● **TO DO**
Copy every line of the data in which the word "text" occurs.

######

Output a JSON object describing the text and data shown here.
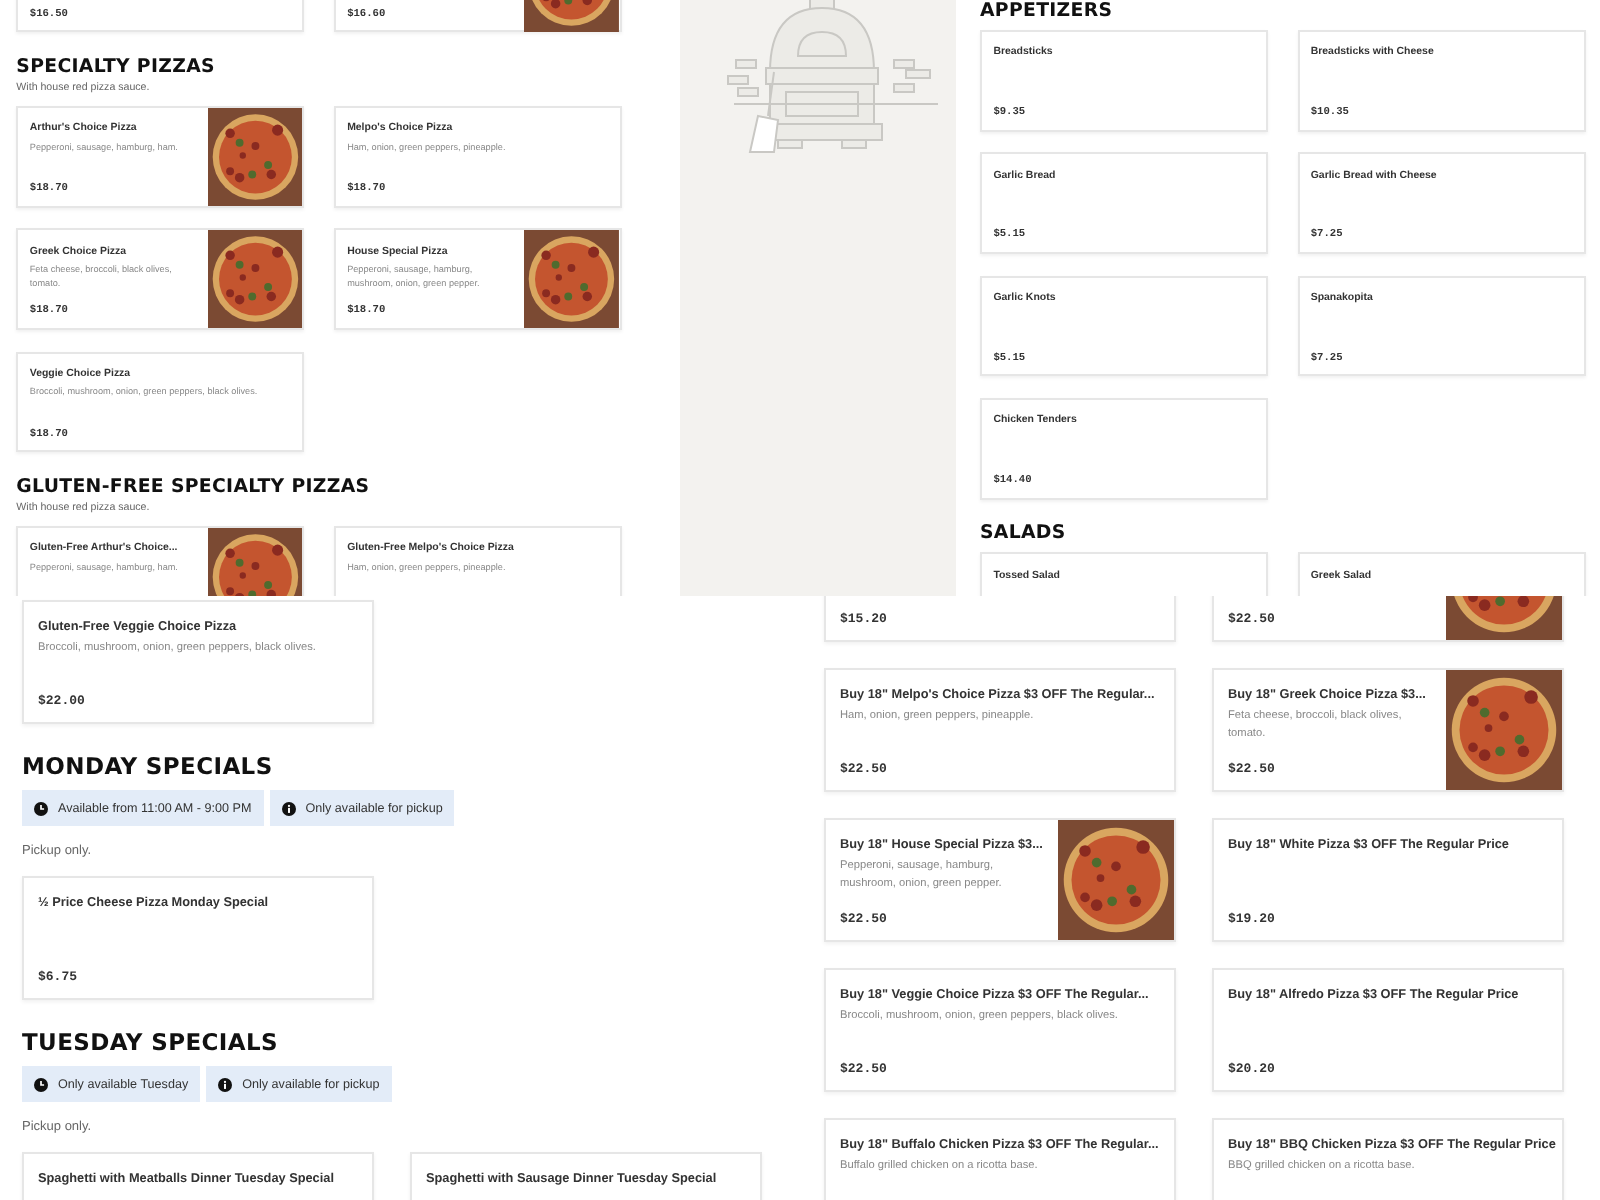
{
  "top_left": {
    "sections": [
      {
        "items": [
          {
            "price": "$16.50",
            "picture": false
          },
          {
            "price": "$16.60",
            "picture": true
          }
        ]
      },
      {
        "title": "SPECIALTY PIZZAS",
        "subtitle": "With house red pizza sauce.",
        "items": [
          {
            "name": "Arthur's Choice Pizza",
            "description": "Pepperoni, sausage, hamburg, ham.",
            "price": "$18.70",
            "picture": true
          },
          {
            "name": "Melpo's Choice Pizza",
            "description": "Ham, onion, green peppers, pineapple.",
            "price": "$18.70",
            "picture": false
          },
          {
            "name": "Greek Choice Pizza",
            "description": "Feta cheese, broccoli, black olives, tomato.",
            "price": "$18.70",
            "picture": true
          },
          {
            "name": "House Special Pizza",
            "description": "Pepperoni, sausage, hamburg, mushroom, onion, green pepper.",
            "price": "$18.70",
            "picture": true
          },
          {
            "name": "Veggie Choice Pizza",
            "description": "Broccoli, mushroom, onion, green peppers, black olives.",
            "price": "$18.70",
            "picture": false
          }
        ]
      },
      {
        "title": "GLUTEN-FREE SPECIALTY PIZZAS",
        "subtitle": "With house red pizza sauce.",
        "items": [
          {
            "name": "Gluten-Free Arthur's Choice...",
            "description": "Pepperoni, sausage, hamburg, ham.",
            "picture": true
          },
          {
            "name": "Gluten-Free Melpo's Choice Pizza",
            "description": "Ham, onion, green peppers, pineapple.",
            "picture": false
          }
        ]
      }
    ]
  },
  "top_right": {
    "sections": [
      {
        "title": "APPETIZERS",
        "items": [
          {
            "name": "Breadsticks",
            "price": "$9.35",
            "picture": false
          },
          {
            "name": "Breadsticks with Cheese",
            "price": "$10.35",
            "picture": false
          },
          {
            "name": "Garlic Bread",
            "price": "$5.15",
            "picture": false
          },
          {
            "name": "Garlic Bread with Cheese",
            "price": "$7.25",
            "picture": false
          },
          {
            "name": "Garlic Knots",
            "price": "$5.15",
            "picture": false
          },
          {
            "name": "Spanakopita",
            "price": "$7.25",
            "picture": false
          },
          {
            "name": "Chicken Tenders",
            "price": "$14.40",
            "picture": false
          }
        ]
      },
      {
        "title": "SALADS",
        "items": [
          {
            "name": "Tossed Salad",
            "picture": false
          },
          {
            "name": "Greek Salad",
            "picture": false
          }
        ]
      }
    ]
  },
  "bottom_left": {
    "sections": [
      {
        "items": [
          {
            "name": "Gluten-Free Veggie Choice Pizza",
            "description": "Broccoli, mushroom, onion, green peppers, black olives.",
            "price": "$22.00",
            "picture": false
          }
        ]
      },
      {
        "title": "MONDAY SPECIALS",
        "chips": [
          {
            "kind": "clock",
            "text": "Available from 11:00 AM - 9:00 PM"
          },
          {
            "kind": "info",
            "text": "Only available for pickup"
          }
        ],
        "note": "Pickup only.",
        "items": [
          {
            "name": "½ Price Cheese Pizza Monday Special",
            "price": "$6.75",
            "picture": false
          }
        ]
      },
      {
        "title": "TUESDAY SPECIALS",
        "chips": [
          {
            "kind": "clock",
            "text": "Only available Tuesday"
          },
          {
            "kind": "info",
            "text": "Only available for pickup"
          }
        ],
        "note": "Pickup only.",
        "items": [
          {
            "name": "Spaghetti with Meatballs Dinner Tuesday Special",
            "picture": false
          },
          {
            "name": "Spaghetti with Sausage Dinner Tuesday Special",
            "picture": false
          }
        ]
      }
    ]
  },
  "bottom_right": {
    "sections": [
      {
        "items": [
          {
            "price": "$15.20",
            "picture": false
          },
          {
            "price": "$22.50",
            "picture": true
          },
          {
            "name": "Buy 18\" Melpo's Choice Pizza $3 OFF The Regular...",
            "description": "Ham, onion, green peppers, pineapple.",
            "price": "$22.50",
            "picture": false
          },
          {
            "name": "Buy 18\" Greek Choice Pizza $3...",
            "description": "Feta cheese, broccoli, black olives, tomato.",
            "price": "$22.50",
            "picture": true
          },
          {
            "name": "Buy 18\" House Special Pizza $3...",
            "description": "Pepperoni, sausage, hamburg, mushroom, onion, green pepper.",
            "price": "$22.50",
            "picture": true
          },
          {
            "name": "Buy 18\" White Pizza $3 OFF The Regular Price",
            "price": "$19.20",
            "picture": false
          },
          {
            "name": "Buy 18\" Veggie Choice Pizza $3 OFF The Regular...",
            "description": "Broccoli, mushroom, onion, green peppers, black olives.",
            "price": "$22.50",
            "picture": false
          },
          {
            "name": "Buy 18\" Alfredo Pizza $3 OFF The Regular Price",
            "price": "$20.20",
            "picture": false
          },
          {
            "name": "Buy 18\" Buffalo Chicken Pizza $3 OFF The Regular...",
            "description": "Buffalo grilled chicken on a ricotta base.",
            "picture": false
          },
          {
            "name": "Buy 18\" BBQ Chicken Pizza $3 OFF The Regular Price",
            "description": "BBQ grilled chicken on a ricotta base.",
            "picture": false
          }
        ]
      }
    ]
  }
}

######

● **RESULT OF THIS TASK**
Output a JSON object describing the text and data shown here.
            "text": "Available from 11:00 AM - 9:00 PM"
            "text": "Only available for pickup"
            "text": "Only available Tuesday"
            "text": "Only available for pickup"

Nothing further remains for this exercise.